TRY IT. Can you pull out each line of the data below that includes the word "more"?
───── TASK MATERIAL
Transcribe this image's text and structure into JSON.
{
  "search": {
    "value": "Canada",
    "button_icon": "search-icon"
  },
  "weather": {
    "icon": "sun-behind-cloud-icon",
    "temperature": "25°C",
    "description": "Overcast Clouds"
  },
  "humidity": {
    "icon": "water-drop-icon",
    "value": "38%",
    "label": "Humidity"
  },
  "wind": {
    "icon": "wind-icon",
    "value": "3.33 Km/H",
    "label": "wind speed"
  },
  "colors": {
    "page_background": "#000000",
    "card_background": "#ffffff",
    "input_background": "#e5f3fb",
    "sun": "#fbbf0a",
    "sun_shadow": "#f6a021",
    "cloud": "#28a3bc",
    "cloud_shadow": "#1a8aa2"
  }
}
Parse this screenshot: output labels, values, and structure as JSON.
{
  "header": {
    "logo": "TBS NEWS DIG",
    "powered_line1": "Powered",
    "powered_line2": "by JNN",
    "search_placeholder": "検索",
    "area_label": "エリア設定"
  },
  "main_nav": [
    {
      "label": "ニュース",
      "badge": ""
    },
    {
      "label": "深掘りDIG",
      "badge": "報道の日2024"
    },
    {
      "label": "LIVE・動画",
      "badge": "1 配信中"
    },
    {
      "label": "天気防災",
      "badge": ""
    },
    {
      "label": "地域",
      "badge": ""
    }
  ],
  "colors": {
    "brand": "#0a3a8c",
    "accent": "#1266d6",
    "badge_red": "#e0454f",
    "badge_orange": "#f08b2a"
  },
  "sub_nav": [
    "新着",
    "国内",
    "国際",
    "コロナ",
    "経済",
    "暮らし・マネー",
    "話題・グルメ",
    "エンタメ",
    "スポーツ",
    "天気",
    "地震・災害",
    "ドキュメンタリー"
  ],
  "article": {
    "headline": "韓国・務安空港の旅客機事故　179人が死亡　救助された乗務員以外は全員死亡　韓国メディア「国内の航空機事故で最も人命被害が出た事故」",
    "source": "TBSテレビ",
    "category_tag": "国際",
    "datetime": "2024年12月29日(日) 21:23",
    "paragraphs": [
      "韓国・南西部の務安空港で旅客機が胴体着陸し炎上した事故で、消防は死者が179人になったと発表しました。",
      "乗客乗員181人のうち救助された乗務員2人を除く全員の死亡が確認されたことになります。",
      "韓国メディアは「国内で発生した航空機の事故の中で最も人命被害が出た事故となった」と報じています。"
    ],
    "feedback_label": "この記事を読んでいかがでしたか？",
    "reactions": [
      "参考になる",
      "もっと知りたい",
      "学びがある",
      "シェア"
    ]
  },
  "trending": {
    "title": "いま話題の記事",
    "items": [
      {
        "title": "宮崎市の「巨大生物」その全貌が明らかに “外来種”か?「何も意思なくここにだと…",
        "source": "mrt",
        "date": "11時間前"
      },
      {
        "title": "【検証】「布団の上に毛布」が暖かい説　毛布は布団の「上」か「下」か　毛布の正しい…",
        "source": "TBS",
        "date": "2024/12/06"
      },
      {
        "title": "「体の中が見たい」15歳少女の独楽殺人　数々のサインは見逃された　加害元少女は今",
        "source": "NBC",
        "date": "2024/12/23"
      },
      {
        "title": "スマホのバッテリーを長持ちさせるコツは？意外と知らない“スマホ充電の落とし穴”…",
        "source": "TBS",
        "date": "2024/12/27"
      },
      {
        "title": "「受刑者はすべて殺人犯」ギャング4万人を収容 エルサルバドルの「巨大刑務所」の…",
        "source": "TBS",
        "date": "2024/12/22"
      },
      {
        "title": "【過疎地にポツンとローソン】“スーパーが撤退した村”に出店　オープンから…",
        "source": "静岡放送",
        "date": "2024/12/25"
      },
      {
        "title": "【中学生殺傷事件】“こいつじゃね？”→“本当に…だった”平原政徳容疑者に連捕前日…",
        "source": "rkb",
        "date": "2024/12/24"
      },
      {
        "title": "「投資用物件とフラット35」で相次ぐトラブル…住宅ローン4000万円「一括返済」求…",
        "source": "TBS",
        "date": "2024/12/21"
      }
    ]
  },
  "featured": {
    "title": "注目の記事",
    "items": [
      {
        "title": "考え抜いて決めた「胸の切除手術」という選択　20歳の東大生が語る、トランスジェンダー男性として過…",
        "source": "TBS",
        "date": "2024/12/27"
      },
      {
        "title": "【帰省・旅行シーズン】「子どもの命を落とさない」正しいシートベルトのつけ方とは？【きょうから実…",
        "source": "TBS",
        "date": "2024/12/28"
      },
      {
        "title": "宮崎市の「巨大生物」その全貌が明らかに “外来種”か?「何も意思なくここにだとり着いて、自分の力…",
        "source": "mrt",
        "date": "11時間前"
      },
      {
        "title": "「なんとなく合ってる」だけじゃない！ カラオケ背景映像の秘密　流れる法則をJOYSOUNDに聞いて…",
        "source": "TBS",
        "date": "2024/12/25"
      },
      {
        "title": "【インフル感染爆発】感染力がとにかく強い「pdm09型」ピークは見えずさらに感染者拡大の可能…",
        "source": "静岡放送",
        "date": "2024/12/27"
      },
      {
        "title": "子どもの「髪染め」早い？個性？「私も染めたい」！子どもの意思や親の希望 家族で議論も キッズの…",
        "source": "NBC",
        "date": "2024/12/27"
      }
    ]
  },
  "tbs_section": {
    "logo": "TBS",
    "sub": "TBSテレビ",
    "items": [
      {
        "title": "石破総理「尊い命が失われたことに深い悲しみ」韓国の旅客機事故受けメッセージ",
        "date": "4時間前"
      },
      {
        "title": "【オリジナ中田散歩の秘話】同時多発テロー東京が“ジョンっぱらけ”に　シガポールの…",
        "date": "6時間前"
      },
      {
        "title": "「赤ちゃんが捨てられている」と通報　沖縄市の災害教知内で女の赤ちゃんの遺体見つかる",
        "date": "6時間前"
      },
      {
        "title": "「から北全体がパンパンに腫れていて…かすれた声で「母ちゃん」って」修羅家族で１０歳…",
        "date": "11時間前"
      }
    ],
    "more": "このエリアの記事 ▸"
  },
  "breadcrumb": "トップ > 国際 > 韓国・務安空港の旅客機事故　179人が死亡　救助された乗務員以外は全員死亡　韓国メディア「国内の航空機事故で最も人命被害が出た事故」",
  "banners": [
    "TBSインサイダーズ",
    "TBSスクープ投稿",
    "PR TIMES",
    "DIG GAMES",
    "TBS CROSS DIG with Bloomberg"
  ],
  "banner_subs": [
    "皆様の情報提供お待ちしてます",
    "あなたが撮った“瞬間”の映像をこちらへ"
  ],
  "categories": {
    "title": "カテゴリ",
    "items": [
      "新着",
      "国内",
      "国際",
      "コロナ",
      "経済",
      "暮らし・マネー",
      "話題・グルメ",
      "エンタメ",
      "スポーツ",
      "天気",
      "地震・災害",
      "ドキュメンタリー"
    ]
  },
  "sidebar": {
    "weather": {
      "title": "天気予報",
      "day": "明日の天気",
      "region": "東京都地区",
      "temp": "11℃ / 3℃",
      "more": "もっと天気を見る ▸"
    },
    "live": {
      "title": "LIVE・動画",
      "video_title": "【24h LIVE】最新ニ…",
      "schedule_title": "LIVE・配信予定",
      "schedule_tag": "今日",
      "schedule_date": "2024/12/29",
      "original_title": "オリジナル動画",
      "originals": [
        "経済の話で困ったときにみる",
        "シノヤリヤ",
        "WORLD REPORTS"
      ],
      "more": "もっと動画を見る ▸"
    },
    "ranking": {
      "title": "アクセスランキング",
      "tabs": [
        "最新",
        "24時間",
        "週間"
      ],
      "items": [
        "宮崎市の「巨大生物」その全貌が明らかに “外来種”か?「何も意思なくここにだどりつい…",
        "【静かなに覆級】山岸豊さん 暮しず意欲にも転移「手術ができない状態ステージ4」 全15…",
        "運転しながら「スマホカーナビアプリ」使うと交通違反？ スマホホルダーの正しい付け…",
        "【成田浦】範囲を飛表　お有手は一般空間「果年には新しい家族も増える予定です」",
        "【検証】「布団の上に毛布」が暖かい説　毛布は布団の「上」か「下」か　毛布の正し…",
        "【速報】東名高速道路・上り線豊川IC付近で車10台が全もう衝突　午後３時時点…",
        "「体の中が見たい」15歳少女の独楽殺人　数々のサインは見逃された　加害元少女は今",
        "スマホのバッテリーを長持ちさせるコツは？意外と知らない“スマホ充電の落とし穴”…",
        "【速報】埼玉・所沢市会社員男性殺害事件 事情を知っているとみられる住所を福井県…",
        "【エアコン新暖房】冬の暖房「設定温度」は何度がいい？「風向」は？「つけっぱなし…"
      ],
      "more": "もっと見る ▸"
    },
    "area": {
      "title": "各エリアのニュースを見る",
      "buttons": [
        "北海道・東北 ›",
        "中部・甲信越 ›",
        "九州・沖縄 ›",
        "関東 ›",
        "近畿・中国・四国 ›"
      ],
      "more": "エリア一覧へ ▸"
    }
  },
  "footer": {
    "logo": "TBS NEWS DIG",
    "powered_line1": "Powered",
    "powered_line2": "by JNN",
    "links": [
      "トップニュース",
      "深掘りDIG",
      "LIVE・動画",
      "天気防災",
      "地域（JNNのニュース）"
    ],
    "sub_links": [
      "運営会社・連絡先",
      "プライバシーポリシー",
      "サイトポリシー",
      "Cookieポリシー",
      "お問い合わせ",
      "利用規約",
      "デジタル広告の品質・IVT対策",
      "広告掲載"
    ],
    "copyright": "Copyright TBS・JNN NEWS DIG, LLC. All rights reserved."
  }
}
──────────
OUTPUT.
    "more": "このエリアの記事 ▸"
      "more": "もっと天気を見る ▸"
      "more": "もっと動画を見る ▸"
      "more": "もっと見る ▸"
      "more": "エリア一覧へ ▸"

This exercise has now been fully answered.